WORK TO COMPLETE
What is needed is an exact copy of the entries below, from the line that contains "Parse this screenshot: output" through the final line, both included, and nothing else.

EXTRACTED RECORDS
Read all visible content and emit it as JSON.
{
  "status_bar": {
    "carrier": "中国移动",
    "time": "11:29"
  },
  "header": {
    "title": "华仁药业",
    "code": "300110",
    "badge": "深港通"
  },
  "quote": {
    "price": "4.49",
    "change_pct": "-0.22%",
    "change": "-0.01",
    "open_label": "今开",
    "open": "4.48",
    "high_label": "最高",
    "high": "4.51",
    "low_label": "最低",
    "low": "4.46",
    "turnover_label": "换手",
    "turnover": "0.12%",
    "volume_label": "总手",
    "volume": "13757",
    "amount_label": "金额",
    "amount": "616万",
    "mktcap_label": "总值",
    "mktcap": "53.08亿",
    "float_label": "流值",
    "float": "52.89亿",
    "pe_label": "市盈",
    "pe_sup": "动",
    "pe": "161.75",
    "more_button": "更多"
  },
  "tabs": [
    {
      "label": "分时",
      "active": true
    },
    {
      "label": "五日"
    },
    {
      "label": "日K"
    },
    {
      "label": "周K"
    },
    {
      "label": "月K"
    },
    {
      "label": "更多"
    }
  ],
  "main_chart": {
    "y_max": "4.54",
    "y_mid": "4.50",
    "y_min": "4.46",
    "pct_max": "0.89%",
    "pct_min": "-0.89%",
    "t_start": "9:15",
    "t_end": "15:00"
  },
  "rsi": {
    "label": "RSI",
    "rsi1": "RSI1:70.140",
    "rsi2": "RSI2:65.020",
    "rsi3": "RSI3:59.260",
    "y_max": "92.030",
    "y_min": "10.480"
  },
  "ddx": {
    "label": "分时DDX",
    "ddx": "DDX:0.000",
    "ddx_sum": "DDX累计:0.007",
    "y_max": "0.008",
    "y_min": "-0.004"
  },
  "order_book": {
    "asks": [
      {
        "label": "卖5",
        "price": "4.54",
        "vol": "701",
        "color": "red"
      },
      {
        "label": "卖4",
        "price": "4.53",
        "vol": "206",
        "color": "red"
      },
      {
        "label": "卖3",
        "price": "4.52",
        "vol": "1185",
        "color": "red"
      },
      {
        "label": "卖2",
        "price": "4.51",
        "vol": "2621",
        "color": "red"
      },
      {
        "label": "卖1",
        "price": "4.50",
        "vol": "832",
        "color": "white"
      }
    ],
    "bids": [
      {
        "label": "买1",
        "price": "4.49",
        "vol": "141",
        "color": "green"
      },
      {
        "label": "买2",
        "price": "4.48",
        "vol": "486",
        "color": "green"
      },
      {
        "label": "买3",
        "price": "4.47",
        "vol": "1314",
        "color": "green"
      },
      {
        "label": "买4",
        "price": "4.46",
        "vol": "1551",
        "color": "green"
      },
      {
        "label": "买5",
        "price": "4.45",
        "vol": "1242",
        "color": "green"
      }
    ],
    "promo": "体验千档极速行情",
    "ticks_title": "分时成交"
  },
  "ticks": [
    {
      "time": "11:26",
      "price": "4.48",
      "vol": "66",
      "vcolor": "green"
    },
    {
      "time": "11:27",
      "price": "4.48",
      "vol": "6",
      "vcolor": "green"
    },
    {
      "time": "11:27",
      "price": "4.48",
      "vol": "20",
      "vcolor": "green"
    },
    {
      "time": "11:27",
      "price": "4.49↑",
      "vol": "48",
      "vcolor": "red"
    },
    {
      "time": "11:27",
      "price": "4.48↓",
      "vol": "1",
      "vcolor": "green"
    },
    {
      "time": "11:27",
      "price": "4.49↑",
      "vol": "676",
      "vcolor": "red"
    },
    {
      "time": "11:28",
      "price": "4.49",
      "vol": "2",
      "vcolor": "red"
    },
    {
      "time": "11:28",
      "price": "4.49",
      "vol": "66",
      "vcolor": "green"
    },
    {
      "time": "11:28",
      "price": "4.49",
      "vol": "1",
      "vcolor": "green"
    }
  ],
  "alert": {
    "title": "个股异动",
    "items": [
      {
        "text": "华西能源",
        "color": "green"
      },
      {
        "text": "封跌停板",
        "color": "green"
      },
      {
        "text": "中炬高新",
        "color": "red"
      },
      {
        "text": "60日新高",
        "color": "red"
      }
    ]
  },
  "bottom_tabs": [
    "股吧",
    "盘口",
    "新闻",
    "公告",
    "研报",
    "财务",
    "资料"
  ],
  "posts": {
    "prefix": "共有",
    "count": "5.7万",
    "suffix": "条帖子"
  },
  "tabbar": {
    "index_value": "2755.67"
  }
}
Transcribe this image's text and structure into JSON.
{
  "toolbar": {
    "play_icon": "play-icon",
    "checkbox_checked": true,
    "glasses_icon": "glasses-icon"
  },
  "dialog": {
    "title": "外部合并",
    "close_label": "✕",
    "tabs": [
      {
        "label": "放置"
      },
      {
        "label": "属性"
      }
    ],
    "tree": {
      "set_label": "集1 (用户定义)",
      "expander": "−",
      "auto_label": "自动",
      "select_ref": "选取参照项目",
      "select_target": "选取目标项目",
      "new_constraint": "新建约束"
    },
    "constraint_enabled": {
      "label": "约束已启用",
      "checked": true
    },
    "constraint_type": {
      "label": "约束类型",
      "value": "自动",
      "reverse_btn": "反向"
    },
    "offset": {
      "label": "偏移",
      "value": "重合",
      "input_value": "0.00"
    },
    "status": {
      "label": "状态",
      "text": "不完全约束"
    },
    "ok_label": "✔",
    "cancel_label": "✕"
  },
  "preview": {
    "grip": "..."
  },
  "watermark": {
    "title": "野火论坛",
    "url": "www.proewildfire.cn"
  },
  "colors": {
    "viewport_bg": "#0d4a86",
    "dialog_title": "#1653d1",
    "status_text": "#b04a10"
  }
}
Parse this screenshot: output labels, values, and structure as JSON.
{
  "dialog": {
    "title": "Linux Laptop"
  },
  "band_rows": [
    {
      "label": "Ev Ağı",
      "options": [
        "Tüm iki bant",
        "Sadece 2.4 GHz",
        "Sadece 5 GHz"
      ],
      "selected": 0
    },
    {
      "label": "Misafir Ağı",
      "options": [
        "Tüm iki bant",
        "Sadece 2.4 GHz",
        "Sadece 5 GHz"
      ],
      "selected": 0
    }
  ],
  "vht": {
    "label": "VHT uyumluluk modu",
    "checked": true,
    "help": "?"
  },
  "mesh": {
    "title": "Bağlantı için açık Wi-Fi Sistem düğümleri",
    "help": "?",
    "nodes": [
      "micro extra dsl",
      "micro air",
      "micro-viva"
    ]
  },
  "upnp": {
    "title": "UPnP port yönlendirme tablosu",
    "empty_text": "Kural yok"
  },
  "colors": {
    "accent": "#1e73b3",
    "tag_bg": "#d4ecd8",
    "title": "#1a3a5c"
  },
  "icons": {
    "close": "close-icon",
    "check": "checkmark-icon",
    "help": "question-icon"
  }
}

SOLUTION
Parse this screenshot: output labels, values, and structure as JSON.
{
  "dialog": {
    "title": "Linux Laptop"
  },
  "band_rows": [
    {
      "label": "Ev Ağı",
      "options": [
        "Tüm iki bant",
        "Sadece 2.4 GHz",
        "Sadece 5 GHz"
      ],
      "selected": 0
    },
    {
      "label": "Misafir Ağı",
      "options": [
        "Tüm iki bant",
        "Sadece 2.4 GHz",
        "Sadece 5 GHz"
      ],
      "selected": 0
    }
  ],
  "vht": {
    "label": "VHT uyumluluk modu",
    "checked": true,
    "help": "?"
  },
  "mesh": {
    "title": "Bağlantı için açık Wi-Fi Sistem düğümleri",
    "help": "?",
    "nodes": [
      "micro extra dsl",
      "micro air",
      "micro-viva"
    ]
  },
  "upnp": {
    "title": "UPnP port yönlendirme tablosu",
    "empty_text": "Kural yok"
  },
  "colors": {
    "accent": "#1e73b3",
    "tag_bg": "#d4ecd8",
    "title": "#1a3a5c"
  },
  "icons": {
    "close": "close-icon",
    "check": "checkmark-icon",
    "help": "question-icon"
  }
}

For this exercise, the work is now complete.